Some dangerous local crosswalks are going to get a bit more pedestrian-friendly.
Department of Transportation was in Southern Brooklyn last week to unveil plans for pedestrian safety improvements aimed at protecting senior citizens — who are disproportionately struck by vehicles — including giving more intersections the so-called “Leading Pedestrian Interval” crossing-light system, which lets pedestrians get a few seconds’ head start while all traffic is stopped before the light turns green.
One local senior citizen who was hit by a car in December said it’s high time the city expanded the Leading Pedestrian Interval system, because it protects seniors who were crossing the street from drivers making turns on green lights — which is legal, but can lead to accidents.
“The cars can’t wait to make their turn, they get itchy waiting,” said Elaine Berger, who was traumatized but not injured when she was struck last year. “They can see the people crossing, but they try to beat it.”

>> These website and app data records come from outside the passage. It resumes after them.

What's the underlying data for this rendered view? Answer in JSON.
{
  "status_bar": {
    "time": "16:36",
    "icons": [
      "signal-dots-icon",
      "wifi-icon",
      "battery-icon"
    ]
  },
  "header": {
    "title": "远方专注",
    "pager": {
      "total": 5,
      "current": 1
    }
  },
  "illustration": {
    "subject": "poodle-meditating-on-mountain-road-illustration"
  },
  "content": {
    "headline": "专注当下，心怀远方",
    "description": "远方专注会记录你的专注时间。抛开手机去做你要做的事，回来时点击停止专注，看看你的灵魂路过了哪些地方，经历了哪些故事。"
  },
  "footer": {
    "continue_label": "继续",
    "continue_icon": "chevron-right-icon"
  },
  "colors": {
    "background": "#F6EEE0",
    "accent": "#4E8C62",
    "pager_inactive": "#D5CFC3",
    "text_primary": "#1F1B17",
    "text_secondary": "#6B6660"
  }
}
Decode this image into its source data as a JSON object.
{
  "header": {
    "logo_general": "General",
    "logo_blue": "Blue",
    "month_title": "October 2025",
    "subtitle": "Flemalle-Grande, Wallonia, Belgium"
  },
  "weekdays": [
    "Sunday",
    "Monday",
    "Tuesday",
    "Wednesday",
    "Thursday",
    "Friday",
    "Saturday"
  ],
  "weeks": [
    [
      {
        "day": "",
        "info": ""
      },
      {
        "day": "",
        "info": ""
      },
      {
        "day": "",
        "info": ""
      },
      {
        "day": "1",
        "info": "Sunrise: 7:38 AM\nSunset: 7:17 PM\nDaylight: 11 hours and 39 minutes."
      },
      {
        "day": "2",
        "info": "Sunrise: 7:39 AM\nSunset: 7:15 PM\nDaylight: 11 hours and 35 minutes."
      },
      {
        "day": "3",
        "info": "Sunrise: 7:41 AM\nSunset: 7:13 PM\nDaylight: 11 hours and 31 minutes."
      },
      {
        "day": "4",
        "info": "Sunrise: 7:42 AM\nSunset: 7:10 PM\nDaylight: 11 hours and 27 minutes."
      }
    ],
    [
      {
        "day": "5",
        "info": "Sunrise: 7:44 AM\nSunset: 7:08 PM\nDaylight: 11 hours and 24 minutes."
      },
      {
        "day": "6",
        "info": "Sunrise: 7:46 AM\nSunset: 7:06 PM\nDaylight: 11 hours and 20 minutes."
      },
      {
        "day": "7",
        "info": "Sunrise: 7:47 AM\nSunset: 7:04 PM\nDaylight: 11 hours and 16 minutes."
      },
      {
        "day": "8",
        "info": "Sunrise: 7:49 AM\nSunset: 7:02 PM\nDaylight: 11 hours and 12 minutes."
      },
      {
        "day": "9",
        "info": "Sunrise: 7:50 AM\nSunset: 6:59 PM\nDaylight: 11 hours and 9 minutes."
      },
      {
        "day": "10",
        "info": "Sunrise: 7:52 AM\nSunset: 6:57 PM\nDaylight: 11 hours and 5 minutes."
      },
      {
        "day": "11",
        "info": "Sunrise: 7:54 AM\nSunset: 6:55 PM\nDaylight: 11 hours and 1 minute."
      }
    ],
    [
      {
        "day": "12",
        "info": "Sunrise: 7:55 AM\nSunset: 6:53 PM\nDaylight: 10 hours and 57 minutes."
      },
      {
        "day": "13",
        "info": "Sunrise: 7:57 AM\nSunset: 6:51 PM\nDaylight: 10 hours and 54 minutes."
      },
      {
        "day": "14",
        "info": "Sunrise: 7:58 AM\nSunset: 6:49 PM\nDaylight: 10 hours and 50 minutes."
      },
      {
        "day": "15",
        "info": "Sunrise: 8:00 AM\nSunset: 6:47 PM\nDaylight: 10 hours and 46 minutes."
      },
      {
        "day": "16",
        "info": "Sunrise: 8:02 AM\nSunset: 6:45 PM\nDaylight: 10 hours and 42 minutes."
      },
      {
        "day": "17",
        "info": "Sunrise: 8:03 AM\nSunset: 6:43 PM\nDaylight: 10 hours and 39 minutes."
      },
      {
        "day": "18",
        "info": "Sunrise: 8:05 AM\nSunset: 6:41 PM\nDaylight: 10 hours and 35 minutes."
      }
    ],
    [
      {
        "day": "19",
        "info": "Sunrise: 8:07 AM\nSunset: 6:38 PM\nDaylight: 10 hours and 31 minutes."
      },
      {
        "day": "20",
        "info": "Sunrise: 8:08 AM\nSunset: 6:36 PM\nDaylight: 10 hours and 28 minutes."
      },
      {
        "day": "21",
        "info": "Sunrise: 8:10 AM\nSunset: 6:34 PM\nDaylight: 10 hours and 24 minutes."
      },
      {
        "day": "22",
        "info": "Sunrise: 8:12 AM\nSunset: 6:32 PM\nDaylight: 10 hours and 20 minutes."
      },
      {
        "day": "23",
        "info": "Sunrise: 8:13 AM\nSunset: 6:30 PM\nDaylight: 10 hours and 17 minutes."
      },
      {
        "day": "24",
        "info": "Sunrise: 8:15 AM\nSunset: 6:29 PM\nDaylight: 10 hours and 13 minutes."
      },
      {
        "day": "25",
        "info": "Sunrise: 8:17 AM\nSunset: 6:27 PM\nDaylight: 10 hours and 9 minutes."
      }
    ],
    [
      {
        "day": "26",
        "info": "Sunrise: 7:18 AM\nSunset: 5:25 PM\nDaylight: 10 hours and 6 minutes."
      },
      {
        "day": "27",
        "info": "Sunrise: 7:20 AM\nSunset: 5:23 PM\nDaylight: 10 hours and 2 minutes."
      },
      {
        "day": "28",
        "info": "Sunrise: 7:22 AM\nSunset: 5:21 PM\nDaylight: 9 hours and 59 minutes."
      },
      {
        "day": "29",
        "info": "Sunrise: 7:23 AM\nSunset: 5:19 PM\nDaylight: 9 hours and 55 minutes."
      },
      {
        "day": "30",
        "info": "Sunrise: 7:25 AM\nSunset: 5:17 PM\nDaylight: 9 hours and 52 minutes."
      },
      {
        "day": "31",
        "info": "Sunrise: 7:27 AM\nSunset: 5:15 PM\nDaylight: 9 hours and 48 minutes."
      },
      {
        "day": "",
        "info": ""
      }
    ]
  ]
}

Under the plan — part of Vision Zero, an initiative under Mayor DeBlasio that aspires to eliminate pedestrian traffic fatalities — Coney Island Avenue has been labeled by the department as one of 49 “priority corridors” in the borough that need safety improvements. These thoroughfares make up nine percent of the borough’s total street mileage but account for 50 percent of the borough’s serious accidents.
The department said it plans to amp up safety precautions for pedestrians, including adding exclusive pedestrian crossing to all “feasible” priority intersections by the end of 2017.
Though senior citizens only comprise 12 percent of the borough’s population, they account for 36 percent of pedestrian fatalities, according to data from the department. One elected official said that he is confident the department’s new plan will help lower that troubling statistic.
“As the councilman of one of the city’s most senior-populated districts, I am especially attuned to the disproportionately high number of seniors involved in vehicular accidents,” said Councilman Chaim Deutsch (D–Sheepshead Bay). “The plan that the mayor and commissioner are unveiling … will address some of my biggest concerns with regard to safety.”
Berger said that Leading Pedestrian Interval system is beneficial to pedestrians but it also helps drivers, because everyone has a chance to cross roadways and make turns without worrying about a collision.
“The cars are going all at one time or the people are going all at one time,” she said.